The following account of Mansfield comes from Bobby Girvan, and was published in Raphael Samuel, Barbara Bloomfield and Guy Boanas (eds.), The Enemy Within:Pit villages and the Miners Strike of 1984-5 (London: Routledge, 1986):
I think it was 14 May, it was a sunny day and we went down to Mansfield and it was a lovely carnival atmosphere if you like, it was brilliant. The thing that got me, the television cameras were there, there were a few drinks and that and singing and that. Arthur Scargill come on. We were told to get back to the buses pretty early, cos the one driving the bus wanted to go. But the thing about it was that the camera started setting up when half the people had gone and we went walking up the road towards the bus and the bus had gone and we were sitting on a grass verge and then I seen something and I couldn't believe it cos I'd had a few drinks and it was like watching one of these science fiction movies, like a dark cloud coming over the place. You just saw the police coming out of the streets from every ... you hadn't seen a policeman all day ... on horseback, they were just getting anybody. It was pandemonium!
And they were getting nearer and nearer to us and I thought, What's going to happen? Some of us went running down the road to see what the trouble was and I went to speak to this copper to see what were happening. One of them got me against the wall, another policeman grabbed him and asked him what were happening, and he says, oh he's all right this lad is. This copper went and stood with some of the women so they wouldn't get hit because they were just going mad. I see policemen get on buses, pulling people off, knocking hell out of them with sticks. As I went down the road I kept ducking and diving out of the way. I see a young schoolgirl coming round the corner with a satchel over her shoulder and a horse went flying by and knocked her flat. I went to pick her up and got kicked on the shoulder as a policeman were running past hitting people. And as I got up near the crowd there was people chucking stones and that.
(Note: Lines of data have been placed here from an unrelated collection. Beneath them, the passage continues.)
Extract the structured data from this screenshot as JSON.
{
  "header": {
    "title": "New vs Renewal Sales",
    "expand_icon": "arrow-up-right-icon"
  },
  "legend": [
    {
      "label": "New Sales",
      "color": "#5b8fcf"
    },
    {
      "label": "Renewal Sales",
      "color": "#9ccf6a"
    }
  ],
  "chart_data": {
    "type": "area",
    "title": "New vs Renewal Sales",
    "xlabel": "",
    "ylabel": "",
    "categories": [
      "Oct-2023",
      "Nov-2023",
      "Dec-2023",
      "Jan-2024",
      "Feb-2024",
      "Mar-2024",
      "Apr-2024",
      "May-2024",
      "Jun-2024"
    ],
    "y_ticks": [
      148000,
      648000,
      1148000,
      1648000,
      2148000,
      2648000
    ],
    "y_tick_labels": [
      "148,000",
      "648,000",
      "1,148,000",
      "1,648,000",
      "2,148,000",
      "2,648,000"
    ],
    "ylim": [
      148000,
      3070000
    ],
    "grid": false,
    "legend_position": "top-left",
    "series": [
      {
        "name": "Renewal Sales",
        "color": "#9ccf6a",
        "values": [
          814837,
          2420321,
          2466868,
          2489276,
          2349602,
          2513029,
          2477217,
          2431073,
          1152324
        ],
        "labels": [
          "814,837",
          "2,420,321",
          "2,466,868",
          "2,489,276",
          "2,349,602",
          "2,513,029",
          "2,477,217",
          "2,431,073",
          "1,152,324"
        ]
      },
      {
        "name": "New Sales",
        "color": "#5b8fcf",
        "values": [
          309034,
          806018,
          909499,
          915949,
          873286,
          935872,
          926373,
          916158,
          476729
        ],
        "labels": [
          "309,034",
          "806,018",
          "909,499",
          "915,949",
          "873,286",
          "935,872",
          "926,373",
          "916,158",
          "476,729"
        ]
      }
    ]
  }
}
I never felt so frightened or so angry in my life when I seen what I seen. You've got horses, then policemen, then people chucking bricks and from what I could see in the middle of it, three or four, probably six policemen kicking hell out of a youth of probably 17 or 18. He managed to stagger to his feet and his face was covered in blood and that and one of them ... it was like one of these African executions, he got his stick out about a yard long and whacked him across the face with it and the ambulance men was angry and was effing and blinding to the police and they had to put that young lad in an oxygen tank for about 20 minutes before they even moved him and I've never seen a sight like it. And I never thought I would pick up a brick in anger but that day I did. I was totally disgusted with what the police were doing. I'd heard things that they'd do. I'd seen one or two incidents on the picket line but never anything like that.
More Music of the Strike: The Council Collective - Soul Deep (click for Youtube)
Soul Deep was a 1984 benefit record for Women Against Pit Closures recorded by The Council Collective - essentially The Style Council (Paul Weller and Mick Talbot) plus friends including D.C. Lee, Dizzy Hites, Junior Giscombe, Vaughn Toulouse, Leonardo Chignoli and most remarkably former Motown singer Jimmy Ruffin, whose father had been a miner in the US.
The song starts 'Getcha mining soul deep with a lesson in history, There's people fighting for their communities, Don't say their struggle does not involve you, If you're from the working class it's your struggle too. Weller criticises the TUC, bemoaning 'as for solidarity I don't see none' before concluding with a stirring chant of 'Strike Back, Fight Back, Let's Change That, No Pit Stops, No Closures, We want the truth, we want exposure NOW!'
According to John Reed's biography, Paul Weller: My Ever Changing Moods (2005), Paul Weller delayed the release after a taxi driver driving strike breakers in Wales was killed by a concrete block dropped on his car from a bridge. Weller donated some of the royalties to the taxi driver's family as well as to the strikers.
The B-side of the record was called A Miner's Point - an interview with two miners undertaken by Paolo Hewitt (you can download the interview here).